Noemie Emery argues that the frustrations that Democrats are experiencing now over the Kavanaugh nomination are their "just desserts."
Are you happy now, Teddy Kennedy? Are you happy, Joe Biden? Are you happy now, Harry Reid? It’s due to the things that you did and said that Donald J. Trump is now naming his second Supreme Court justice in under two years in office. It is your fault that the once courtly process of Supreme Court appointments turned into the blood-and-thunder-eye-gouging drama that we hate and we live through today.

It was 31 years ago, in 1987, that Edward M. Kennedy burst on the floor of the Senate to tell us all that with Robert Bork on the Supreme Court, “women would be forced Into back-alley abortions,” blacks would eat at segregated lunch counters, writers and artists could be censored at the whim of the government, and the freedom of millions would hang by a thread.

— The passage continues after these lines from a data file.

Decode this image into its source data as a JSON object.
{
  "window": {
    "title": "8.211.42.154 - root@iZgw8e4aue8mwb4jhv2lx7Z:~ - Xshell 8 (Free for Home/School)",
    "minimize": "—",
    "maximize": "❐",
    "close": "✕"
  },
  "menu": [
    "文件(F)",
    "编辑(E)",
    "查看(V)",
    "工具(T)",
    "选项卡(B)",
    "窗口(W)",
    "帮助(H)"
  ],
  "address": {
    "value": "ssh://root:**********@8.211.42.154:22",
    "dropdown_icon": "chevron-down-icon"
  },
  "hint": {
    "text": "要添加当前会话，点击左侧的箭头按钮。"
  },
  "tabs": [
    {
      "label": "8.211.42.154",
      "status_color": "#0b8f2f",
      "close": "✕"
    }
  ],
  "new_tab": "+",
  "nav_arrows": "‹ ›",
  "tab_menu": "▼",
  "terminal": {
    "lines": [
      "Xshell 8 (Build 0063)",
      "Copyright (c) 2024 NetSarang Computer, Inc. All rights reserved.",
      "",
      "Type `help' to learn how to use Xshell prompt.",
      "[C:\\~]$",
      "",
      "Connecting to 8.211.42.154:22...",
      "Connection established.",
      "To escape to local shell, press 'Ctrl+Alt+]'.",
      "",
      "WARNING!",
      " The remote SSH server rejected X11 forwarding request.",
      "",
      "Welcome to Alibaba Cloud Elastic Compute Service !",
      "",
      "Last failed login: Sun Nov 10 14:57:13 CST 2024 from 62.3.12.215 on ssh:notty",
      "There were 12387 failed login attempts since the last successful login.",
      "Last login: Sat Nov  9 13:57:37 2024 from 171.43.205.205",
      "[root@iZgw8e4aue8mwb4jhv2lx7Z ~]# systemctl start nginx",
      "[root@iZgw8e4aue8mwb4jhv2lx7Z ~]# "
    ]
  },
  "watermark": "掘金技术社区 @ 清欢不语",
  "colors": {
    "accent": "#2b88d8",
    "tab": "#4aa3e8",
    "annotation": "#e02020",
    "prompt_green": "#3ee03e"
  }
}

Before it was over, liberals would raise and spend over $10 million in negative ads (quite a sum at the time) and in lobbying efforts. They would threaten black witnesses with career-ending reprisals and seize and search records of video rentals for signs of blue movies that were never found.

As Steve Hayward says, “The demagogic nature of the public campaign against him made it a watershed moment in American politics, permanently deforming the nomination process as for the judiciary, with ideological battles now extending to the lower federal courts as well.” How true this was proven in 1991, when Kennedy’s office unleashed Anita Hill upon Clarence Thomas, though with less success.

And in 1992, Biden averred that if a vacancy occurred in the Supreme Court before the presidential election, the Democratic Senate should refuse to let Republican President George H.W. Bush fill it until the election was over, so that the new president (who would be Bill Clinton) could decide.

Twenty-four years later, in 2016, Supreme Court Justice Antonin Scalia died of a heart attack, and Majority Leader Mitch McConnell took this advice. He refused to allow a vote on a nominee picked by an exiting Democrat. Democrats fumed, but, as they expected a President Hillary Clinton, they bided their time.
Add in the miscalculation by the Democrats to get rid of the filibuster for judicial nominations and then attempting to filibuster Gorsuch so that the Republicans felt few qualms of ending the filibuster for Supreme Court nominations. Perhaps in a few years there will be a Democratic president and Senate when Ruth Bader Ginsburg decides to retire and they'll be happy to eat those desserts. But right now, they're eating a very sour feast that they themselves prepared.

Have a nice day. I probably won't be blogging for the next two days as we all prepare for the arrival of Hurricane Florence. It sounds like it's going to be a dreadful storm and the paths right now showing it aiming right at Raleigh. My best wishes for all the people in its path.